The fact that Thomas Pomeranz, Eduardo Rodriguez and Steven Wright all seem likely to start the season on the disabled list also helps Johnson's cause to land an early-season rotation spot. Even before that, it seemed the Red Sox were positioning Johnson for a bullpen role so they could keep him in the organization.
"Obviously, the no-options thing matters," Johnson said. "But you know, with a couple guys being down, you kind of sense it -- this is the time to seize the opportunity. You kind of see that. That's the biggest thing for me."
Last year, Blake Swihart was a late cut in camp even after he hit .325. The biggest reason? He still had options.
This time around, Swihart is out of them and also earning his keep by catching and playing several other positions while hitting .342 entering Friday. He will be on the team on Opening Day.
"I'm not really thinking about it," Swihart said. "I come into spring with the same mindset every year, to try to win a job. I think that's how I'll do it my whole career, is just to come in and try to win a job. Nothing's ever set in stone. You just have to come in and play the game -- that's all."
There is a second utility spot up for grabs, and that's where things could get interesting. Deven Marrero, a first-round pick for the Red Sox in 2012, is out of options. While Marrero's defense at three infield spots is solid, he hasn't developed much of a track record offensively.
And if the Red Sox keep Marrero, it would probably have to come at the expense of veteran Brock Holt, who surprisingly still has an option left.

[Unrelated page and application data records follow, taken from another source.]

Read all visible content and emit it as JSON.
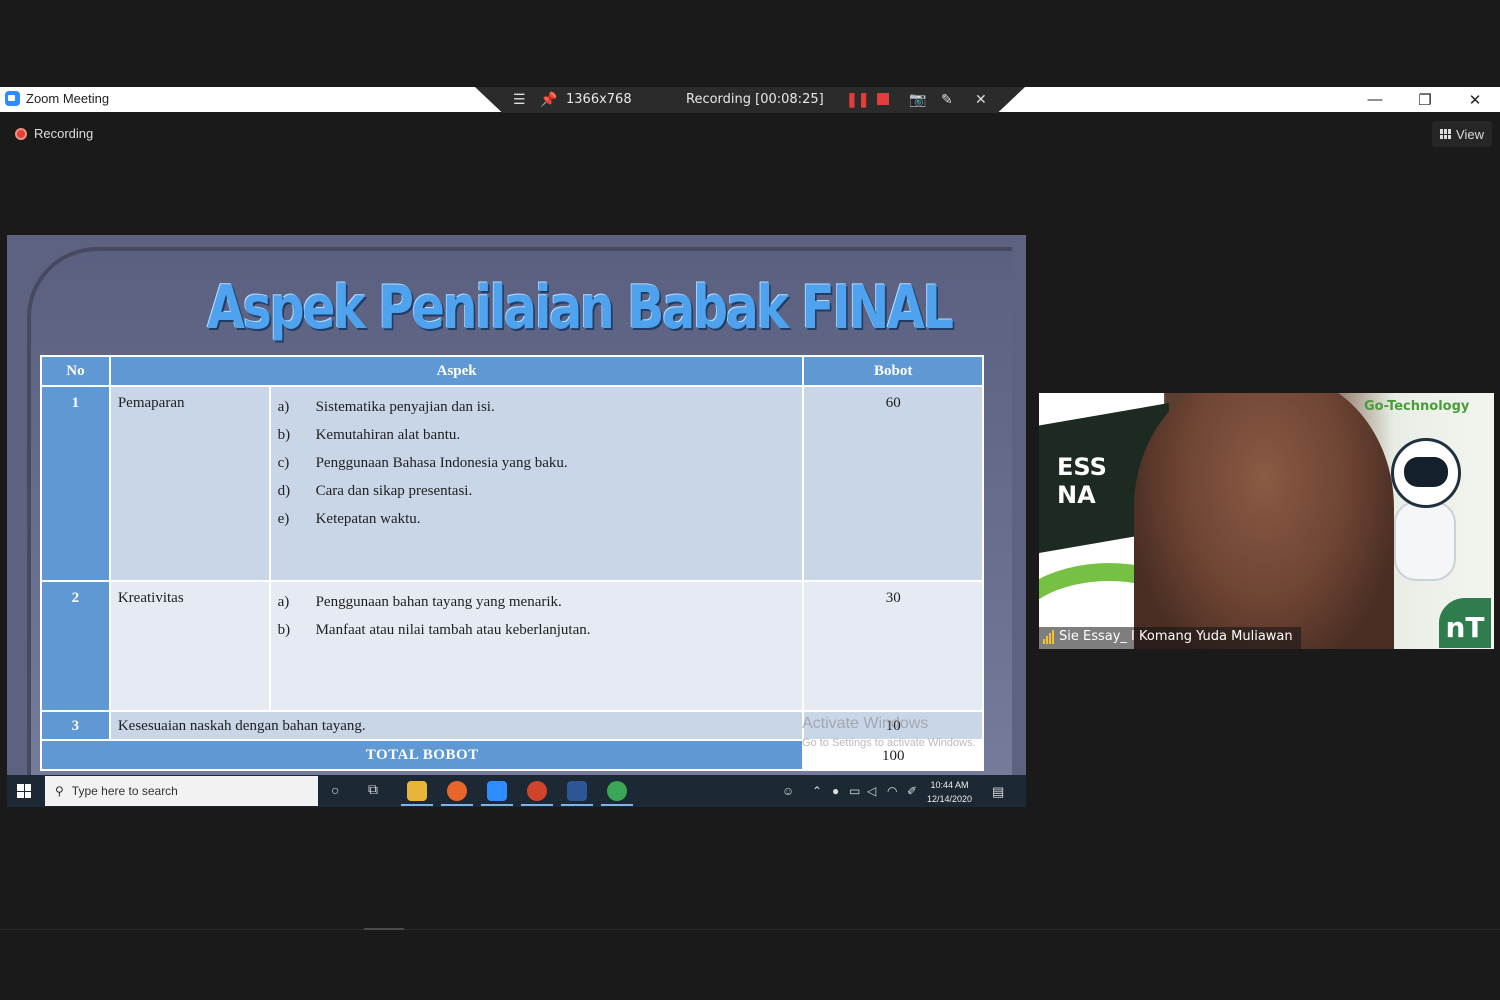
{
  "window": {
    "title": "Zoom Meeting",
    "controls": [
      "—",
      "❐",
      "✕"
    ]
  },
  "recording_toolbar": {
    "resolution": "1366x768",
    "status": "Recording [00:08:25]"
  },
  "recording_indicator": "Recording",
  "view_button": "View",
  "slide": {
    "title": "Aspek Penilaian Babak FINAL",
    "headers": {
      "no": "No",
      "aspek": "Aspek",
      "bobot": "Bobot"
    },
    "rows": [
      {
        "no": "1",
        "name": "Pemaparan",
        "items": [
          {
            "key": "a)",
            "text": "Sistematika penyajian dan isi."
          },
          {
            "key": "b)",
            "text": "Kemutahiran alat bantu."
          },
          {
            "key": "c)",
            "text": "Penggunaan Bahasa Indonesia yang baku."
          },
          {
            "key": "d)",
            "text": "Cara dan sikap presentasi."
          },
          {
            "key": "e)",
            "text": "Ketepatan waktu."
          }
        ],
        "bobot": "60"
      },
      {
        "no": "2",
        "name": "Kreativitas",
        "items": [
          {
            "key": "a)",
            "text": "Penggunaan bahan tayang yang menarik."
          },
          {
            "key": "b)",
            "text": "Manfaat atau nilai tambah atau keberlanjutan."
          }
        ],
        "bobot": "30"
      },
      {
        "no": "3",
        "name": "Kesesuaian naskah dengan bahan tayang.",
        "bobot": "10"
      }
    ],
    "total_label": "TOTAL BOBOT",
    "total_value": "100",
    "watermark_line1": "Activate Windows",
    "watermark_line2": "Go to Settings to activate Windows."
  },
  "taskbar": {
    "search_placeholder": "Type here to search",
    "time": "10:44 AM",
    "date": "12/14/2020"
  },
  "participant": {
    "name": "Sie Essay_ I Komang Yuda Muliawan",
    "background_text_1": "ESS",
    "background_text_2": "NA",
    "background_brand": "Go-Technology",
    "background_logo": "nT"
  }
}
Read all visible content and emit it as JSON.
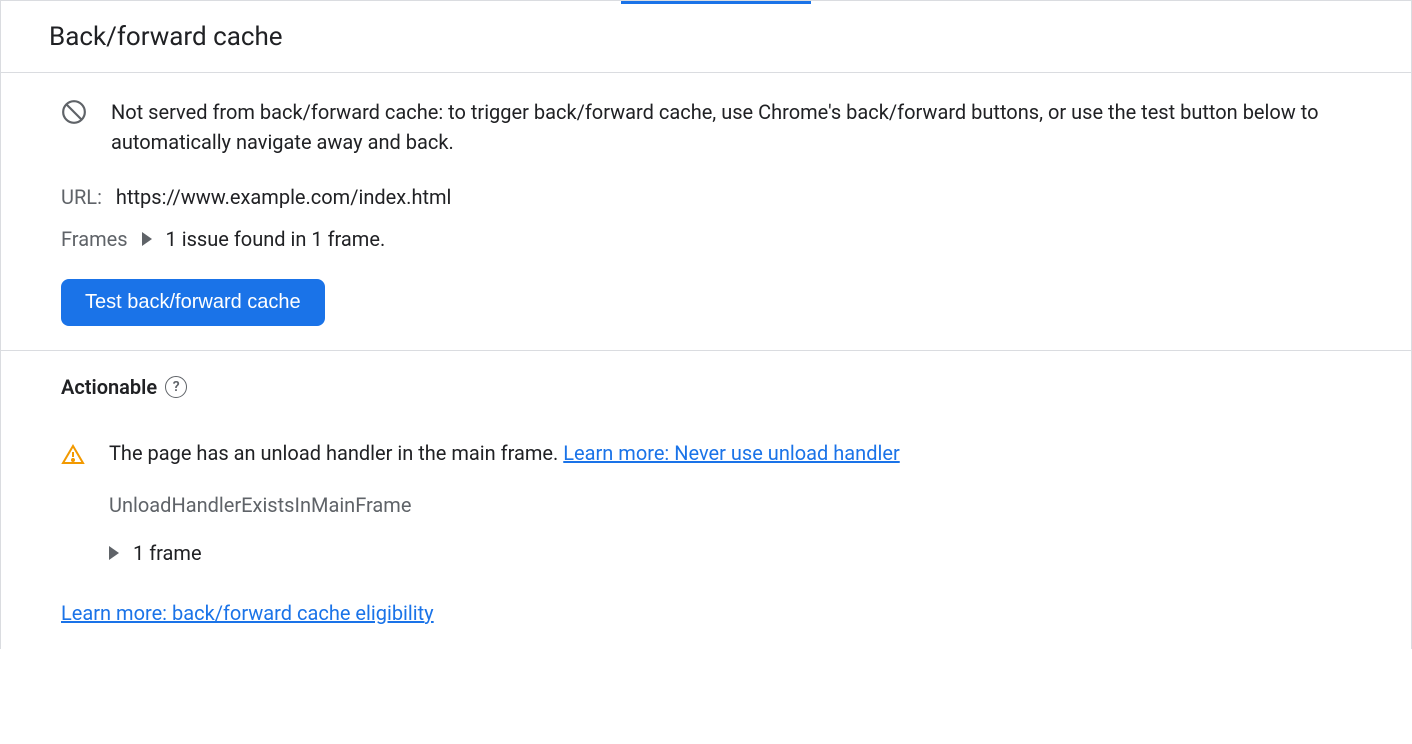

Tzu-Wei Lin, who also has options, is another player who is in the hunt for the second utility spot behind Swihart.
Rookie manager Alex Cora can relate to the ramifications of options because he was impacted by it at times during his playing career. But it's different when you're the manager.
"I'm learning that one," Cora said. "Through conversations with [president of baseball operations] Dave [Dombrowski], he's teaching me the right way, how it works. I'm a rookie at this. But that's part of the equation on any roster. I think that plays. You've got to keep your options open when you're dealing with the big league roster.
"Sometimes the roster you take early, it might be a perfect roster. It might not be. It all depends. But it's one that you always feel comfortable with, but it doesn't mean that that's the roster that's going to be the one that you're going to have in the middle of the season or at the end of the season, obviously. I'm learning with Dave on that one."
Ian Browne has covered the Red Sox for MLB.com since 2002. Follow him on Twitter @IanMBrowne and Facebook.